If we’re looking at numbers, which we are, then it’s safe to say that Lucid seems to have a really viable Tesla competitor on their hands with their upcoming car, the Air. Earlier this month Lucid announced the expected range of the Air, 517 miles, which would make it the longest-range EV available, beating out Tesla’s Model S Long Range Plus with its 402 miles per charge. Now Lucid is claiming that the Air will be able to recharge faster than Tesla as well, at a rate of 20 miles per minute, or up to 300 miles in a 20-minute charge.
To get this sort of charging rate, you’d need to use a 900-volt charger with a peak charging rate of 300 Kw, chargers that Lucid is teaming with Electrify America to build. These Combined Charging System (CCS)-standard DC charging stations could be deployed at any of Electrify America’s 2,000 charging stations, but so far I haven’t seen any hard numbers about how many are actually deployed and ready, or what the future projections are.
I have reached out to Lucid to ask about this and will update when I hear back.
To compare charging rates, Tesla’s Superchargers can provide DC power at a rate of up to 250 kW, which comes to around 15 miles per minute of charge, five miles per minute less than Lucid’s claims.
Lucid also provided this little video of an Air being charged from what looks like a home station:
I’m a little confused about why they included this video on the press release, as it doesn’t have a plug with the fast-charging DC pins on it, but it may be because the PR also discusses Lucid’s home charging setup, which allows for bi-directional charging.
That functionality would be useful now for Californian customers, who could pull electricity from their cars during the rolling blackouts.
The Air could prove to be a real viable competitor to Tesla, though, with prices expected to start around $100,000, it’s not going to do much to fight the Model 3 at the mass-market level. Of course, everyone’s called almost every new EV the one that will finally provide Tesla with real competition, and thanks to the more intangible advantages of Tesla in public perception, this has proven trickier than anticipated.
Still, the air has the numbers and the look, so who knows?
UPDATE August 19, 1:00 PM: Lucid got back to me with some details of the charging infrastructure:
“Electrify America currently has 456 stations with more than 2,000 high powered chargers at charge rate of 150 kilowatt or greater. Geographic coverage is so expansive that 96 percent of Americans live within 120 miles of an Electrify America charger. With two cross-country routes currently available, Electrify America plans to install or have under development approximately 800 total charging stations with about 3,500 total chargers by December 2021. From day one of production of the Lucid Air, our customers will be able to drive coast to coast and recharge their vehicles in less than 30 minutes.”

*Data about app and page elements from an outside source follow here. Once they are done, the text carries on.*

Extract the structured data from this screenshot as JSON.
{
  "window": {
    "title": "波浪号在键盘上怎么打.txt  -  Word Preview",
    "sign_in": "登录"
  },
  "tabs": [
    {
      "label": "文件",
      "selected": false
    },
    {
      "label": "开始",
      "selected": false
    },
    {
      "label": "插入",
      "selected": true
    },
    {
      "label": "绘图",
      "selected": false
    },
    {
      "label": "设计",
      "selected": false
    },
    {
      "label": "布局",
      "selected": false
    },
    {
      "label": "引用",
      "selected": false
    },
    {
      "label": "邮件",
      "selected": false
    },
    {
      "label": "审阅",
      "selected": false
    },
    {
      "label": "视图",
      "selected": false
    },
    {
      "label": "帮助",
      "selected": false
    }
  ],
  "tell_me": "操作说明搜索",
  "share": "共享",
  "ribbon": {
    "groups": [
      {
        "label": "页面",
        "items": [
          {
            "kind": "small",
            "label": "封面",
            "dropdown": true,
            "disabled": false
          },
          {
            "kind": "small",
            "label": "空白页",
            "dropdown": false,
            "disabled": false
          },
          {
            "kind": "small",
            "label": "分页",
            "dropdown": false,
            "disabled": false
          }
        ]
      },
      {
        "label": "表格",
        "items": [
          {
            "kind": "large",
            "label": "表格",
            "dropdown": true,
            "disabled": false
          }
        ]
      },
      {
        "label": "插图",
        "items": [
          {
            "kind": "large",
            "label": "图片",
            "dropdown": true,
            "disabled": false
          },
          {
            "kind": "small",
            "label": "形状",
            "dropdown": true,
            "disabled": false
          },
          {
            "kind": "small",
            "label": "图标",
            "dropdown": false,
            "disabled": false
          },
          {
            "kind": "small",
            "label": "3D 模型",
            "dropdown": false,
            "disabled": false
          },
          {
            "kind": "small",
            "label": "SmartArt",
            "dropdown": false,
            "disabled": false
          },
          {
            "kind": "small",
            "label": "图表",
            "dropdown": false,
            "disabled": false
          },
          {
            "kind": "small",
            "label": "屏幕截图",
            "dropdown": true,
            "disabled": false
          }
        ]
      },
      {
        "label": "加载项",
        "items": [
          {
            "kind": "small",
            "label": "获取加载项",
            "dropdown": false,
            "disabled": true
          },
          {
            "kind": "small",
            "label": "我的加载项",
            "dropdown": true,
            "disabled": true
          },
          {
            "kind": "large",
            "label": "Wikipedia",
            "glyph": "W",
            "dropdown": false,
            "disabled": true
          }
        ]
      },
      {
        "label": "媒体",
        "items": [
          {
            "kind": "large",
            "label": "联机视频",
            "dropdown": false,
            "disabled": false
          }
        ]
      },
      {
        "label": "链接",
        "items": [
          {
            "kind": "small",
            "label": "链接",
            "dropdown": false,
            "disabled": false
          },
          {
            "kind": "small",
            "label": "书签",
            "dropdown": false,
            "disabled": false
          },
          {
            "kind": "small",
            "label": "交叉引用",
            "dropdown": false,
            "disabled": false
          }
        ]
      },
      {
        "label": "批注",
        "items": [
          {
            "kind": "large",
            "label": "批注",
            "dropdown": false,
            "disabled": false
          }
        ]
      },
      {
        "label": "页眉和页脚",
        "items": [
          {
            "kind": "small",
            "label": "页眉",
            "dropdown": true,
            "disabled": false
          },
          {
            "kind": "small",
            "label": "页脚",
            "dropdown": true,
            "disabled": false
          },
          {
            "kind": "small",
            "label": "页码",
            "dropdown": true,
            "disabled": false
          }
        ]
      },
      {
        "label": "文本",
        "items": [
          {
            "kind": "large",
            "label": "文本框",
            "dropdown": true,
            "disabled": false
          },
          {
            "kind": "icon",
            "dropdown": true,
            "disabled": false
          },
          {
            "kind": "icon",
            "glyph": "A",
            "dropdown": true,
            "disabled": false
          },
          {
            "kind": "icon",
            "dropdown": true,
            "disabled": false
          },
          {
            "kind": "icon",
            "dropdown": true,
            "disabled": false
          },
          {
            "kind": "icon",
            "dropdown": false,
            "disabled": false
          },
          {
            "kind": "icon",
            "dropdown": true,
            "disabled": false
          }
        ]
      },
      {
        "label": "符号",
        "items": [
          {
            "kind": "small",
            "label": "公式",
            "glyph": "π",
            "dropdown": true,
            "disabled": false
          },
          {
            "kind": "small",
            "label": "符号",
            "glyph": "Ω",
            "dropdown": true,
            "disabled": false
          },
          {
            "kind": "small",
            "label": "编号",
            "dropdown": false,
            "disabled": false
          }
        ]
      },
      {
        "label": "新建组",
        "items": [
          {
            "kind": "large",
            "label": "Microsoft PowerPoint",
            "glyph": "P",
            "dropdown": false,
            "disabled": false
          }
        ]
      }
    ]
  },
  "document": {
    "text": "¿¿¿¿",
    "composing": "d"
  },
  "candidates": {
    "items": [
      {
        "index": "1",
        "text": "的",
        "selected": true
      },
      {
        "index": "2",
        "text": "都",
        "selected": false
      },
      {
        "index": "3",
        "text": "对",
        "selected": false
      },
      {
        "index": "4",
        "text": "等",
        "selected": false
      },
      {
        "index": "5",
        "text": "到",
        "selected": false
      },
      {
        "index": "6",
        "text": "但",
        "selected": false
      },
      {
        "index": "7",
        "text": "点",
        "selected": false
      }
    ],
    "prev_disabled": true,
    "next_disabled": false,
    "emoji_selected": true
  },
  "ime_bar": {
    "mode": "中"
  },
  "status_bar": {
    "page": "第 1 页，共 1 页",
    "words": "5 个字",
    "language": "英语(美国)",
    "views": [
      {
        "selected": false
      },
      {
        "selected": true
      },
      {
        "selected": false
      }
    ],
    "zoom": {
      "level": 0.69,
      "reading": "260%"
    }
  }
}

They also said “guarantee that the Air at least measures up to the Changli,” but I’ll be the judge of that, thank you.